[Data records — start]
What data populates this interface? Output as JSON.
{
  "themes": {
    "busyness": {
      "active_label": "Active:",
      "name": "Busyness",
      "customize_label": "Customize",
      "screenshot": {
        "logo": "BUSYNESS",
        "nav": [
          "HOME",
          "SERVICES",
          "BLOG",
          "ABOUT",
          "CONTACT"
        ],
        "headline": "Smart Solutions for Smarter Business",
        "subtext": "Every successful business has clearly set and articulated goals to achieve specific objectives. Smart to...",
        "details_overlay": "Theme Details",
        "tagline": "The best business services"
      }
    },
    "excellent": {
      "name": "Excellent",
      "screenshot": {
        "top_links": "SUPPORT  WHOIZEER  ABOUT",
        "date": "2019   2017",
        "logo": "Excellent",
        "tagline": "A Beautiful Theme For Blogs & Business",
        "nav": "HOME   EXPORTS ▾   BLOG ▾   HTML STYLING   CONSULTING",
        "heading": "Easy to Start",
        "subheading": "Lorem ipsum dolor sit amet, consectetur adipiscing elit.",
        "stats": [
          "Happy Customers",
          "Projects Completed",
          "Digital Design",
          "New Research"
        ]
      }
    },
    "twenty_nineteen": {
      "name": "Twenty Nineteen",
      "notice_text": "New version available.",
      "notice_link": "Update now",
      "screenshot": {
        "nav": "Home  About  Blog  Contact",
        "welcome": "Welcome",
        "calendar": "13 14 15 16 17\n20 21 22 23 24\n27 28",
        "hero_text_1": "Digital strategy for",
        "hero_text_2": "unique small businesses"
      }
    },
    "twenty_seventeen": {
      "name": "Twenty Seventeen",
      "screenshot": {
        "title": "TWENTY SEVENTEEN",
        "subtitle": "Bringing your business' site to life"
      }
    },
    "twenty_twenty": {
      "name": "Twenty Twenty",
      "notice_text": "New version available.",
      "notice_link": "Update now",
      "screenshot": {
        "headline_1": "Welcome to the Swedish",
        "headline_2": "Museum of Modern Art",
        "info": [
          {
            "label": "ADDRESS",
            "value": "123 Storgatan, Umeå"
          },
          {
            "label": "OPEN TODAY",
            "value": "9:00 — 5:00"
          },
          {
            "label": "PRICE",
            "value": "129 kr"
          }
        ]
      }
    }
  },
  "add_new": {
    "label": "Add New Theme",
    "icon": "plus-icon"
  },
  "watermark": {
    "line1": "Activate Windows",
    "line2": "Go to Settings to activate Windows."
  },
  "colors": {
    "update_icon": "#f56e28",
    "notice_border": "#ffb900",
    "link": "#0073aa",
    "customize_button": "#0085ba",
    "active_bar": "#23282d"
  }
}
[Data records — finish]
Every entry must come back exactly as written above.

▸ **Response below**
What data populates this interface? Output as JSON.
{
  "themes": {
    "busyness": {
      "active_label": "Active:",
      "name": "Busyness",
      "customize_label": "Customize",
      "screenshot": {
        "logo": "BUSYNESS",
        "nav": [
          "HOME",
          "SERVICES",
          "BLOG",
          "ABOUT",
          "CONTACT"
        ],
        "headline": "Smart Solutions for Smarter Business",
        "subtext": "Every successful business has clearly set and articulated goals to achieve specific objectives. Smart to...",
        "details_overlay": "Theme Details",
        "tagline": "The best business services"
      }
    },
    "excellent": {
      "name": "Excellent",
      "screenshot": {
        "top_links": "SUPPORT  WHOIZEER  ABOUT",
        "date": "2019   2017",
        "logo": "Excellent",
        "tagline": "A Beautiful Theme For Blogs & Business",
        "nav": "HOME   EXPORTS ▾   BLOG ▾   HTML STYLING   CONSULTING",
        "heading": "Easy to Start",
        "subheading": "Lorem ipsum dolor sit amet, consectetur adipiscing elit.",
        "stats": [
          "Happy Customers",
          "Projects Completed",
          "Digital Design",
          "New Research"
        ]
      }
    },
    "twenty_nineteen": {
      "name": "Twenty Nineteen",
      "notice_text": "New version available.",
      "notice_link": "Update now",
      "screenshot": {
        "nav": "Home  About  Blog  Contact",
        "welcome": "Welcome",
        "calendar": "13 14 15 16 17\n20 21 22 23 24\n27 28",
        "hero_text_1": "Digital strategy for",
        "hero_text_2": "unique small businesses"
      }
    },
    "twenty_seventeen": {
      "name": "Twenty Seventeen",
      "screenshot": {
        "title": "TWENTY SEVENTEEN",
        "subtitle": "Bringing your business' site to life"
      }
    },
    "twenty_twenty": {
      "name": "Twenty Twenty",
      "notice_text": "New version available.",
      "notice_link": "Update now",
      "screenshot": {
        "headline_1": "Welcome to the Swedish",
        "headline_2": "Museum of Modern Art",
        "info": [
          {
            "label": "ADDRESS",
            "value": "123 Storgatan, Umeå"
          },
          {
            "label": "OPEN TODAY",
            "value": "9:00 — 5:00"
          },
          {
            "label": "PRICE",
            "value": "129 kr"
          }
        ]
      }
    }
  },
  "add_new": {
    "label": "Add New Theme",
    "icon": "plus-icon"
  },
  "watermark": {
    "line1": "Activate Windows",
    "line2": "Go to Settings to activate Windows."
  },
  "colors": {
    "update_icon": "#f56e28",
    "notice_border": "#ffb900",
    "link": "#0073aa",
    "customize_button": "#0085ba",
    "active_bar": "#23282d"
  }
}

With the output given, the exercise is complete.